The assistant superintendent had discussed with the board earlier in the month several options for virtual learning. “As of right now, we will be sticking with Option A. Our numbers indicate that we do not have enough students to have full-time virtual teachers dedicated to just virtual teaching. That will be a little bit different in Harris Middle School and Central High School.”

She said there are some of those registered virtual learning families without internet connection, so her office has been in contact. The former classroom teacher said the virtual learning application is very explicit about students having access to reliable high speed internet connections.

Scoggins said she’s been in meetings with Harris Middle and Shelbyville Central High principals about a “hybrid virtual,” program-one which she explained occurs when a teacher may have a first period class with 25 virtual kids and the second period class with 25 on-site. Those two schools were chosen, she added, because of their large student populations.

Board member David Brown, who represents the Cascade district, asked Scoggins if she was surprised at the large number of kindergarten kids signed up for virtual learning. She said “yes” and indicated it also has her concerned.

“A 5-year-old virtual student is going to take some work,” she said.

Scoggins, who also supervises the instructional staff, said teachers will be talking specifically with those parents. She said there will need to be specific facilitation pieces to make the virtual learning successful for kindergarten.


Board member Diane Neeley asked Scoggins if elementary classroom teachers adding virtual students to their plate will experience reduced student-teacher ratios. Scoggins said right now, the system is expecting classroom teachers to have only one virtual student.

“Our numbers are low enough right now, that we believe that’s the best option. That could change, if our numbers change in the next week. This [virtual application] closes Monday at midnight. On Tuesday morning, we will dedicate our instructional team to flushing out these numbers . . . begin with principals talking to our teachers who are interested. We have some very technology-savvy teachers, who like that piece. We’re going to talk to our teachers about who wants to do that. That’s where we’re going to go first. We’ll roll out from there.”

Scoggins reminded board members how the school system plans to be flexible with those who signed up to do virtual learning. She reiterated that some parents may not be comfortable with instruction roles, once they get into it a few weeks.

“So we want those kids to come back, if they want to come back. Five-year-olds in virtual is concerning.”

School superintendent Embry discussed in a board study session earlier this month that the Central Office will be flexible the first couple weeks, because online learning is new territory for Bedford County parents. He said what the system will not allow students jumping from one learning cohort to another.
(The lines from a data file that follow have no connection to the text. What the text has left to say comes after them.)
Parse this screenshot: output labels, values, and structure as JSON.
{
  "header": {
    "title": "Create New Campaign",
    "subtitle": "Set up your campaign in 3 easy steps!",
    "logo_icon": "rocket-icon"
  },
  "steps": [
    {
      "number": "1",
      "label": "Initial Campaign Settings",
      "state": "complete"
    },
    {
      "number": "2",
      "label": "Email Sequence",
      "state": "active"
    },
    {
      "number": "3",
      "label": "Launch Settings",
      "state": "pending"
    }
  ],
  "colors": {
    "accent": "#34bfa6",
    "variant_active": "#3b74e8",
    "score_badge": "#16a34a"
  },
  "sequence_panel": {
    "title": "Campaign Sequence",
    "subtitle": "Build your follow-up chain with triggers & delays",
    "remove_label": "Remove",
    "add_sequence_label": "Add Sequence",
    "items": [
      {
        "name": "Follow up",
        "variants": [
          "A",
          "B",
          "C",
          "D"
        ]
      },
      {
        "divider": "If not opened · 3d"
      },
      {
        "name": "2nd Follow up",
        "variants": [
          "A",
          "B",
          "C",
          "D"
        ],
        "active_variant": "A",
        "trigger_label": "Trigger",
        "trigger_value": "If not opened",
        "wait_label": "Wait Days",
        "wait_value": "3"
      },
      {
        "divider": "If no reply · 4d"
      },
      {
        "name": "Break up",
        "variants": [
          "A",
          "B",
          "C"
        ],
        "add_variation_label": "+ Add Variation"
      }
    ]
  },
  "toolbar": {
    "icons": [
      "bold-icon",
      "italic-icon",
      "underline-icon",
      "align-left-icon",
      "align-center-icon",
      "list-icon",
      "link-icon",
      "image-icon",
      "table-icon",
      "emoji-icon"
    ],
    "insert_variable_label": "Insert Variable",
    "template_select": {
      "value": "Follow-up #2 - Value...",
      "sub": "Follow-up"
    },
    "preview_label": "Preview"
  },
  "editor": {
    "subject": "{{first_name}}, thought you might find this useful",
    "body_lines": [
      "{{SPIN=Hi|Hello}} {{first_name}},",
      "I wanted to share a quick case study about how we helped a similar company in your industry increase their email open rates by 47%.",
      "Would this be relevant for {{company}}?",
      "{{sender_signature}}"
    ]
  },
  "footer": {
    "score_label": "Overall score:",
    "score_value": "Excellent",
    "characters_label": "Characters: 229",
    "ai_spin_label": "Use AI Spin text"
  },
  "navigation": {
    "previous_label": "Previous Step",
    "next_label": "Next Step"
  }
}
Bedford County school system posted a letter to parents this week which stated: “This is an incredibly difficult time for our community, and we are so proud of all the ways we have come together already. In the spirit of getting started and learning together, our first day of virtual learning activities will start district-wide on Aug. 3.”

The letter went on to explain to parents what they can expect from virtual learning. This would apply to nearly 600 families which according to school officials, registered their students to learn from home for the first 9 weeks.

Process for attending classes in the Virtual Program

1. Students will check schedule provided by the school. • Specific times will be listed for each class.

• Classes will meet during regular school hours.

2. Teacher will call the student using Microsoft Teams at beginning of class to connect with student.

• Student must be available to attend class virtually.

• Student must have camera turned on to prove attendance.

• The student must have all materials prepared for each class.

3. Families will schedule a time to pick up resources and materials from schools with each school. Schools will have all books and materials needed for the virtual student, awaiting pick up by the family.